Conversations at Leon’s: 2-5 p.m. “The Modern Wines of China” wine tasting. $15. 639 26th St., Santa Monica. R.S.V.P., (310) 393-4616.

ATID (21-39): 4 p.m. Adventures in Judaism II presents “Chanukah: Lights, Miracles, Action!” $30. 10400 Wilshire Blvd., Los Angeles. (310) 481-3244.

G.E.E. Super Singles: 7 p.m. Holiday Latke Party. $12-$15. R.S.V.P., (818) 501-0165.

Wilshire Boulevard Temple: 10 a.m.-noon.

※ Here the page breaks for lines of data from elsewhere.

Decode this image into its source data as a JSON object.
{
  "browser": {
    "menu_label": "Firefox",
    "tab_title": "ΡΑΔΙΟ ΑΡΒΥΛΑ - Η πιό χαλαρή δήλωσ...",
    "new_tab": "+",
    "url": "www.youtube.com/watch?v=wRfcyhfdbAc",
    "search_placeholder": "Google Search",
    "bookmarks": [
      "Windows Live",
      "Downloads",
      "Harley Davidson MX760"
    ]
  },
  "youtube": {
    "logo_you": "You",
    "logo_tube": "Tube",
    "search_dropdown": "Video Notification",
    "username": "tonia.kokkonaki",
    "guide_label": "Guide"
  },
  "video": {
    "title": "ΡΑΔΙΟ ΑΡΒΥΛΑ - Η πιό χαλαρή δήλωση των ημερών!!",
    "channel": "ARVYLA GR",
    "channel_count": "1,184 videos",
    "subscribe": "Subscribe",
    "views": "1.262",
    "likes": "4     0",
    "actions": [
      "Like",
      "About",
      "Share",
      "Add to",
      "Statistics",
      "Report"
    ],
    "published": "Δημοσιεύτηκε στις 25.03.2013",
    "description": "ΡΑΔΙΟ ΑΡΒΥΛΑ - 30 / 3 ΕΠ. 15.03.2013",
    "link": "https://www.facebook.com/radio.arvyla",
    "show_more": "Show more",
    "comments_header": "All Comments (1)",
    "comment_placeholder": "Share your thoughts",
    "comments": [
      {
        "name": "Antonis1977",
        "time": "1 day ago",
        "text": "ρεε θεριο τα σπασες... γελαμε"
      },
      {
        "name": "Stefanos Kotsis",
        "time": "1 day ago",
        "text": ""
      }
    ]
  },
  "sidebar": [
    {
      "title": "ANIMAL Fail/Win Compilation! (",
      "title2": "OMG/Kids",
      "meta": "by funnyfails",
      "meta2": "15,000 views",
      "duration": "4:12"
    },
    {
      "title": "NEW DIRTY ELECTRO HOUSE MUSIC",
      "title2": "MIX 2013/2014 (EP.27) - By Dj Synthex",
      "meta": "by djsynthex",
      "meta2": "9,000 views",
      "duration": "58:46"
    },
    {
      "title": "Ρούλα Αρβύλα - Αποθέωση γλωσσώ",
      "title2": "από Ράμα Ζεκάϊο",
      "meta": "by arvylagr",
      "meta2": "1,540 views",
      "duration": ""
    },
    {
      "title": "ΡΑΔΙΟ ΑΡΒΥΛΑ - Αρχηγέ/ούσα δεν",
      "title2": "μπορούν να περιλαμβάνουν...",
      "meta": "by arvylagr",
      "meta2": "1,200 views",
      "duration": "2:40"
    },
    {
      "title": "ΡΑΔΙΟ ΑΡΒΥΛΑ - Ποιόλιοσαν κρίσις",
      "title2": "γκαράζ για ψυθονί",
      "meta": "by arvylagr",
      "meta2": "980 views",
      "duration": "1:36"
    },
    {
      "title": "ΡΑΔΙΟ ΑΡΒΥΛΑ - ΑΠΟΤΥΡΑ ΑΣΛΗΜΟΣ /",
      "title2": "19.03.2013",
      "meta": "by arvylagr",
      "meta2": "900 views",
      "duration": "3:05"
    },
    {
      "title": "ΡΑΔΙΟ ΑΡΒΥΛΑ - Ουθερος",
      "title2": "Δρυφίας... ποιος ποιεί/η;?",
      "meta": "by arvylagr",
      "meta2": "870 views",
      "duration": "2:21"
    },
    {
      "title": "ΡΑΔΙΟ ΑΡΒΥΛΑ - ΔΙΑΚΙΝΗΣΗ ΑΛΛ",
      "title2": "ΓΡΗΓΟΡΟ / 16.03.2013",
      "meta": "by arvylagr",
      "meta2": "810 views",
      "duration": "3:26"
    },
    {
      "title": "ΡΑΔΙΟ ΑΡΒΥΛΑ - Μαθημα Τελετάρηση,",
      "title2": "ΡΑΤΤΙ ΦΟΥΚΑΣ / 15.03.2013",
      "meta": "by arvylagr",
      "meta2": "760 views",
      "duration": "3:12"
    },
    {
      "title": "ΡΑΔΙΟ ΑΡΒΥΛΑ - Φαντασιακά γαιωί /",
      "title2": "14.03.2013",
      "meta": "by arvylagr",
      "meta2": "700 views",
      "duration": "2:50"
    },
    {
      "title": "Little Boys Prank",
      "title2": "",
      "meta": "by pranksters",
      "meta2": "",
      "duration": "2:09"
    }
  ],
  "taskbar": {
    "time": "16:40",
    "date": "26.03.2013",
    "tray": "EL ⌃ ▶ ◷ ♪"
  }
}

Lox Lattes and Learning program discussion with journalists Bob Baker and Paul Feldman on “Journalism and Israel: Is There an Anti-Israel Bias?” $50-$65. Private residence. R.S.V.P., rabbidennis@aol.com.

” width=”1″ height=”8″ alt=””>

Nexus: 7:30 p.m. Weekly dance classes for beginner and intermediate levels and open dance. $6. 3801 E. Willow St., Long Beach. www.JewishNexus.org.

” width=”1″ height=”8″ alt=””>

Westwood Jewish Singles (45+): 7:30 p.m. Discussion on “Commitment, the Big C.” $10. West Los Angeles area. R.S.V.P., (310) 444-8986.

” width=”1″ height=”8″ alt=””>

New Age Singles (55+): 6 p.m. “Eat and Schmooze” no-host dinner at Tony Roma’s Restaurant. 50 N. La Cienega Blvd., Beverly Hills. (323) 874-9937.

” width=”1″ height=”8″ alt=””>

L.A.’s Fabulous Best Connections: Dinner at Marmalade Cafe. R.S.V.P., (323) 782-0435.

Conversations at Leon’s: 7 p.m. “Sex, What Do Men and Women Really Want?” $15-$17. 639 26th St., Santa Monica. R.S.V.P., (310) 393-4616.

New Start/Millionaire’s Circle: 7:30 p.m. Social honoring men who do charity work. Beverly Hills. R.S.V.P., (323) 461-3137.

” width=”1″ height=”8″ alt=””>

Chai Center (40-55): 7 p.m. Singles Friday Night Shabbat. West Los Angeles area. R.S.V.P., (310) 391-7995.

Upcoming Singles

” width=1 alt=””>